    Make An Enquiry

    Frequently Asked Questions

    Is skin tag removal painful?

    Skin tag removal procedures can cause mild discomfort or pain. Depending on the method used, numbing agents called anesthesia are often used to numb the area of the skin tag so the procedure would be pain-free. However, you can experience discomfort for hours to a few days after the procedure.

    Can skin tags return after treatment?

    If your dermatologist removes the entire skin tag, it’s not likely to grow back. However, you can develop new ones in the same area.

    What happens to my skin after the skin tag is removed?

    The treated area will likely form a scab after a few days following the procedure. After the scab falls off, slight imperfections in the skin can be revealed but these are hardly noticeable.

    Can skin tags be a sign of skin cancer?

    No, skin tags are not cancerous or precancerous.
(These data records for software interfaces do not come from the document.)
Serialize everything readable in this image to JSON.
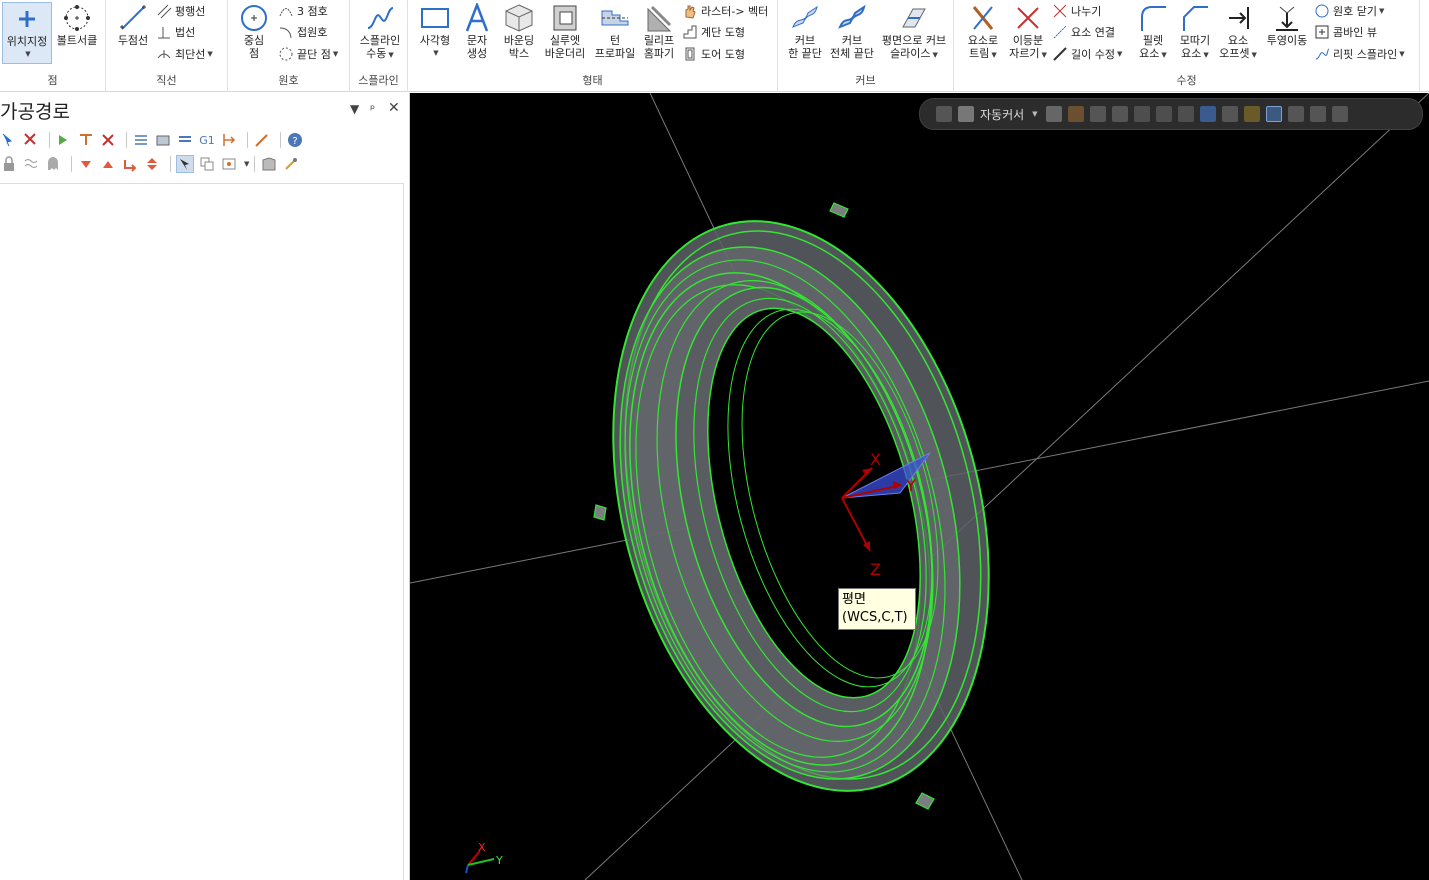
{
  "ribbon": {
    "groups": {
      "point": "점",
      "line": "직선",
      "arc": "원호",
      "spline": "스플라인",
      "shape": "형태",
      "curve": "커브",
      "modify": "수정"
    },
    "buttons": {
      "position_point": "위치지정",
      "bolt_circle": "볼트서클",
      "two_point_line": "두점선",
      "parallel_line": "평행선",
      "normal_line": "법선",
      "closest_line": "최단선",
      "center_point_1": "중심",
      "center_point_2": "점",
      "three_point_arc": "3 점호",
      "tangent_arc": "접원호",
      "end_point": "끝단 점",
      "manual_spline_1": "스플라인",
      "manual_spline_2": "수동",
      "rectangle": "사각형",
      "text_create_1": "문자",
      "text_create_2": "생성",
      "bounding_box_1": "바운딩",
      "bounding_box_2": "박스",
      "silhouette_boundary_1": "실루엣",
      "silhouette_boundary_2": "바운더리",
      "turn_profile_1": "턴",
      "turn_profile_2": "프로파일",
      "relief_groove_1": "릴리프",
      "relief_groove_2": "홈파기",
      "raster_to_vector": "라스터-> 벡터",
      "stair_shape": "계단 도형",
      "door_shape": "도어 도형",
      "curve_one_edge_1": "커브",
      "curve_one_edge_2": "한 끝단",
      "curve_all_edges_1": "커브",
      "curve_all_edges_2": "전체 끝단",
      "curve_slice_1": "평면으로 커브",
      "curve_slice_2": "슬라이스",
      "trim_by_element_1": "요소로",
      "trim_by_element_2": "트림",
      "divide_trim_1": "이등분",
      "divide_trim_2": "자르기",
      "break": "나누기",
      "join_elements": "요소 연결",
      "modify_length": "길이 수정",
      "fillet_1": "필렛",
      "fillet_2": "요소",
      "chamfer_1": "모따기",
      "chamfer_2": "요소",
      "offset_1": "요소",
      "offset_2": "오프셋",
      "project": "투영이동",
      "close_arc": "원호 닫기",
      "combine_views": "콤바인 뷰",
      "refit_spline": "리핏 스플라인"
    }
  },
  "panel": {
    "title": "가공경로"
  },
  "viewport": {
    "toolbar_autocursor": "자동커서",
    "tooltip_line1": "평면",
    "tooltip_line2": "(WCS,C,T)",
    "axis_x": "X",
    "axis_y": "Y",
    "axis_z": "Z",
    "mini_x": "X",
    "mini_y": "Y"
  },
  "colors": {
    "wire_green": "#33e633",
    "model_gray": "#5e6266",
    "axis_red": "#b00000",
    "plane_blue": "#3b4fd9",
    "viewport_bg": "#000000"
  }
}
Some skin cancers, however, may resemble skin tags. Thus, it’s always advisable to have any new skin growth assessed by a board-certified dermatologist to make sure it’s indeed a skin tag and not skin cancer.